─── DATA PROVIDED
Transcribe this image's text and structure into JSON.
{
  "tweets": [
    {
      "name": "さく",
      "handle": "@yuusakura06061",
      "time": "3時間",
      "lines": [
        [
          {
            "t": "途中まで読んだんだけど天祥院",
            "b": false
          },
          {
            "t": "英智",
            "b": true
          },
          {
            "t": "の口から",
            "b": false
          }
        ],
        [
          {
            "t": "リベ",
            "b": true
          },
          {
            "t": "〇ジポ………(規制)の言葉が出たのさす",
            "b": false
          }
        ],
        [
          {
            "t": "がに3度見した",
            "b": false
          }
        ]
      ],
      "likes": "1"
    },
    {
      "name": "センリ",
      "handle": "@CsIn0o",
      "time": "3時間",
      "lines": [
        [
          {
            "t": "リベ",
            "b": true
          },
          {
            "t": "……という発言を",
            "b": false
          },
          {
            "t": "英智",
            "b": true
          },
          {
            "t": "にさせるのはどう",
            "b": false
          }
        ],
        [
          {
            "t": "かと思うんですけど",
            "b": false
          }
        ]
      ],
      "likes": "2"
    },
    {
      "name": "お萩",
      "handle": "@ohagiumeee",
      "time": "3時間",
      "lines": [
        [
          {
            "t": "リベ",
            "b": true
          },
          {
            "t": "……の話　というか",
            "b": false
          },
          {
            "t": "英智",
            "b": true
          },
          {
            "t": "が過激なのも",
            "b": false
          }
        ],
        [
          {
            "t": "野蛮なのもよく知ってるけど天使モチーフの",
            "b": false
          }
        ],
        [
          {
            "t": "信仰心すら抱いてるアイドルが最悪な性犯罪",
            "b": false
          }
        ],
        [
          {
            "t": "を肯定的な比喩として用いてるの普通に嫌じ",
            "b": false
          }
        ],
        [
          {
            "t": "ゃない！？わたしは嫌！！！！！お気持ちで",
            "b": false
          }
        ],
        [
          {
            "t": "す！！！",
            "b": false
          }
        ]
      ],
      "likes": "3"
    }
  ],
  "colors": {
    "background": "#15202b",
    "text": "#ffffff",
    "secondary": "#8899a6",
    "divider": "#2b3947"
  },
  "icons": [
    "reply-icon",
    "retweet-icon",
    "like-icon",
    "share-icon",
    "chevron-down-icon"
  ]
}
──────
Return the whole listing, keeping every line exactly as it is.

• _ANSWER SECTION_:
Transcribe this image's text and structure into JSON.
{
  "tweets": [
    {
      "name": "さく",
      "handle": "@yuusakura06061",
      "time": "3時間",
      "lines": [
        [
          {
            "t": "途中まで読んだんだけど天祥院",
            "b": false
          },
          {
            "t": "英智",
            "b": true
          },
          {
            "t": "の口から",
            "b": false
          }
        ],
        [
          {
            "t": "リベ",
            "b": true
          },
          {
            "t": "〇ジポ………(規制)の言葉が出たのさす",
            "b": false
          }
        ],
        [
          {
            "t": "がに3度見した",
            "b": false
          }
        ]
      ],
      "likes": "1"
    },
    {
      "name": "センリ",
      "handle": "@CsIn0o",
      "time": "3時間",
      "lines": [
        [
          {
            "t": "リベ",
            "b": true
          },
          {
            "t": "……という発言を",
            "b": false
          },
          {
            "t": "英智",
            "b": true
          },
          {
            "t": "にさせるのはどう",
            "b": false
          }
        ],
        [
          {
            "t": "かと思うんですけど",
            "b": false
          }
        ]
      ],
      "likes": "2"
    },
    {
      "name": "お萩",
      "handle": "@ohagiumeee",
      "time": "3時間",
      "lines": [
        [
          {
            "t": "リベ",
            "b": true
          },
          {
            "t": "……の話　というか",
            "b": false
          },
          {
            "t": "英智",
            "b": true
          },
          {
            "t": "が過激なのも",
            "b": false
          }
        ],
        [
          {
            "t": "野蛮なのもよく知ってるけど天使モチーフの",
            "b": false
          }
        ],
        [
          {
            "t": "信仰心すら抱いてるアイドルが最悪な性犯罪",
            "b": false
          }
        ],
        [
          {
            "t": "を肯定的な比喩として用いてるの普通に嫌じ",
            "b": false
          }
        ],
        [
          {
            "t": "ゃない！？わたしは嫌！！！！！お気持ちで",
            "b": false
          }
        ],
        [
          {
            "t": "す！！！",
            "b": false
          }
        ]
      ],
      "likes": "3"
    }
  ],
  "colors": {
    "background": "#15202b",
    "text": "#ffffff",
    "secondary": "#8899a6",
    "divider": "#2b3947"
  },
  "icons": [
    "reply-icon",
    "retweet-icon",
    "like-icon",
    "share-icon",
    "chevron-down-icon"
  ]
}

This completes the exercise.